What needs to be done =
Search the data below, and report every line in which "close" occurs.

Records for processing =

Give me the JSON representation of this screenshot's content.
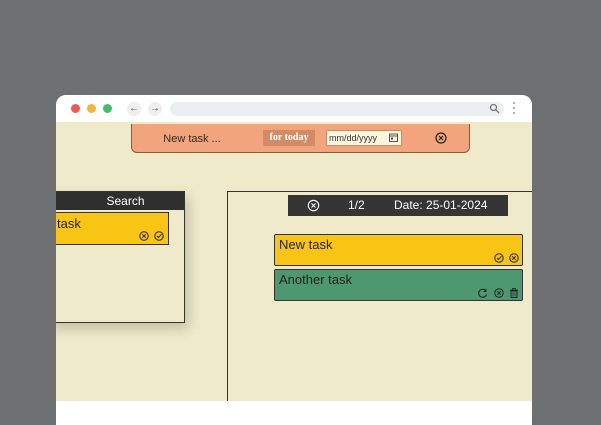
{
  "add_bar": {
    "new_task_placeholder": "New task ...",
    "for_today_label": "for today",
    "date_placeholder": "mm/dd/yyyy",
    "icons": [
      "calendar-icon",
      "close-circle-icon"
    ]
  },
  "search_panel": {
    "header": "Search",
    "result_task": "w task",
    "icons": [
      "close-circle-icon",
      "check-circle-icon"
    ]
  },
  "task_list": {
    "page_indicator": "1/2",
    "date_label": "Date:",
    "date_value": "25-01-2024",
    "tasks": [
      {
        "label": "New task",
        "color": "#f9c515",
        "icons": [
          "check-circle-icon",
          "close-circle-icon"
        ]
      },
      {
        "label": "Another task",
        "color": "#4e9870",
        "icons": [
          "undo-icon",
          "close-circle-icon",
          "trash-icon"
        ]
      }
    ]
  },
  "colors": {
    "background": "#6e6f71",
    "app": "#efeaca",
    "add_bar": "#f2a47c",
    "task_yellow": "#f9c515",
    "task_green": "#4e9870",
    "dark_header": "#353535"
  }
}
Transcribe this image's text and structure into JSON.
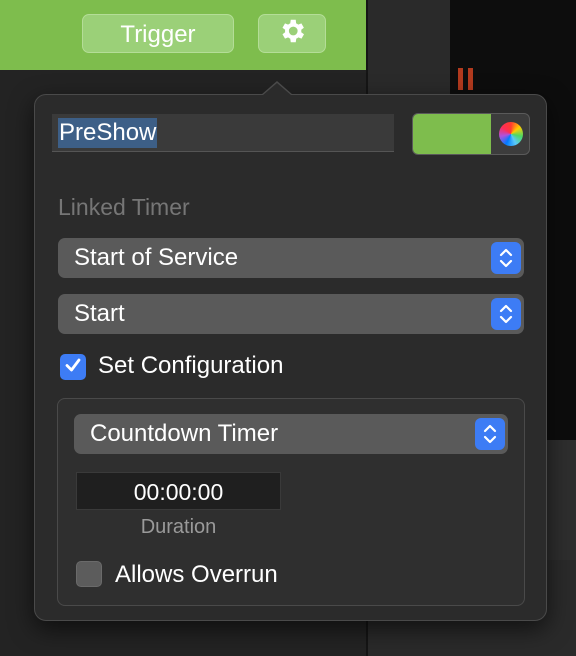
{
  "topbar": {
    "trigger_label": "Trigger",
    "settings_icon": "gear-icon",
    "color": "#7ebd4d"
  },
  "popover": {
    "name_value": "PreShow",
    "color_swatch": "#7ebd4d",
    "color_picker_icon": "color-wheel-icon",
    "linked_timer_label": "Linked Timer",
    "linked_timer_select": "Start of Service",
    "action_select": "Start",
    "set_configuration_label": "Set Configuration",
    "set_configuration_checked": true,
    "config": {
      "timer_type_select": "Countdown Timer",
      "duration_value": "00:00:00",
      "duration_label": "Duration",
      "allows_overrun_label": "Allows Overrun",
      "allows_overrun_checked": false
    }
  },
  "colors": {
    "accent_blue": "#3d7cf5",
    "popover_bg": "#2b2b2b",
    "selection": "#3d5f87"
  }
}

Answer for the task =
      "close-circle-icon"
      "close-circle-icon",
          "close-circle-icon"
          "close-circle-icon",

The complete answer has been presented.